### TASK DESCRIPTION
A verbatim restatement of the data, free of pictures, is what you should output.

### INPUT DATA
=== Begin Enclosure ===
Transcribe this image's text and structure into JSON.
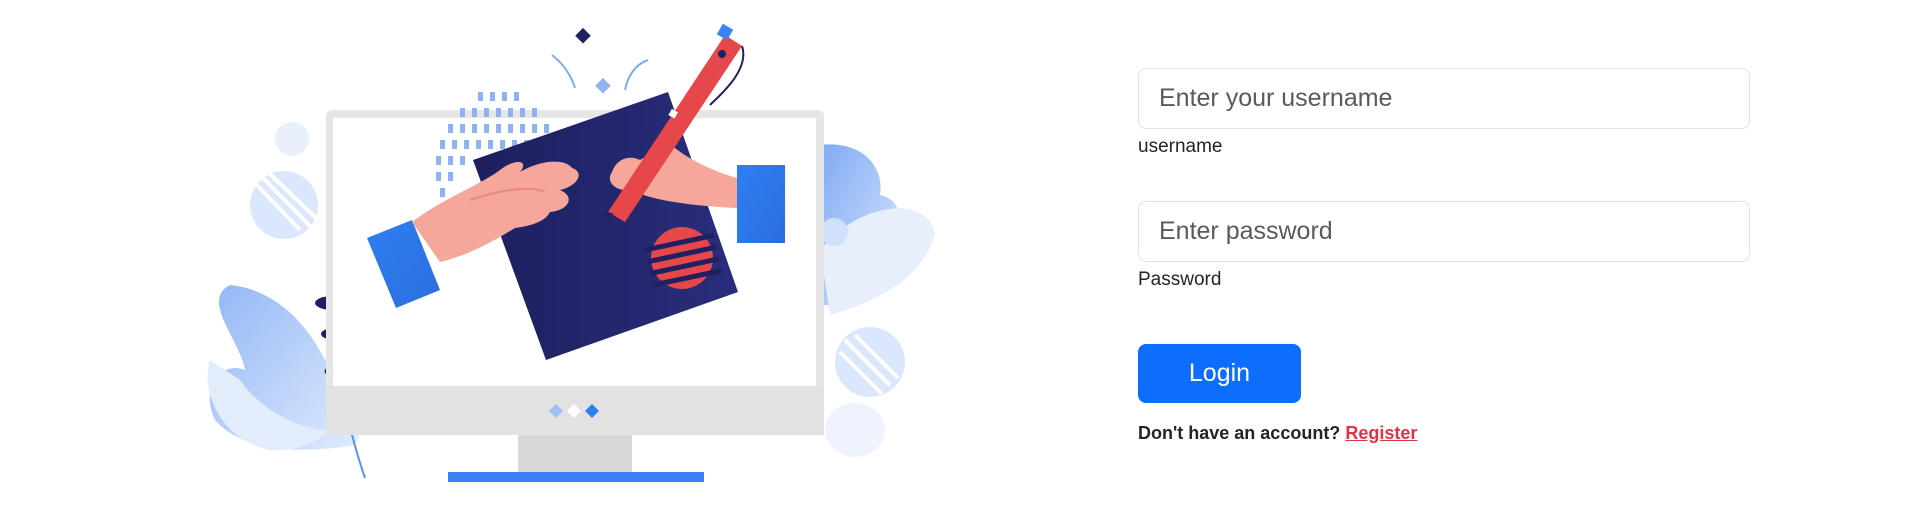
{
  "login_form": {
    "username": {
      "placeholder": "Enter your username",
      "label": "username"
    },
    "password": {
      "placeholder": "Enter password",
      "label": "Password"
    },
    "login_button": "Login",
    "register_prompt": "Don't have an account?",
    "register_link": "Register"
  },
  "colors": {
    "primary": "#0d6efd",
    "link": "#dc3545",
    "navy": "#1e2060",
    "illustration_blue": "#3b82f6",
    "illustration_red": "#e5474b"
  },
  "icons": [
    "computer-monitor-illustration",
    "hand-illustration",
    "pen-illustration",
    "leaf-illustration"
  ]
}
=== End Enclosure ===
### YOUR RESPONSE
Transcribe this image's text and structure into JSON.
{
  "login_form": {
    "username": {
      "placeholder": "Enter your username",
      "label": "username"
    },
    "password": {
      "placeholder": "Enter password",
      "label": "Password"
    },
    "login_button": "Login",
    "register_prompt": "Don't have an account?",
    "register_link": "Register"
  },
  "colors": {
    "primary": "#0d6efd",
    "link": "#dc3545",
    "navy": "#1e2060",
    "illustration_blue": "#3b82f6",
    "illustration_red": "#e5474b"
  },
  "icons": [
    "computer-monitor-illustration",
    "hand-illustration",
    "pen-illustration",
    "leaf-illustration"
  ]
}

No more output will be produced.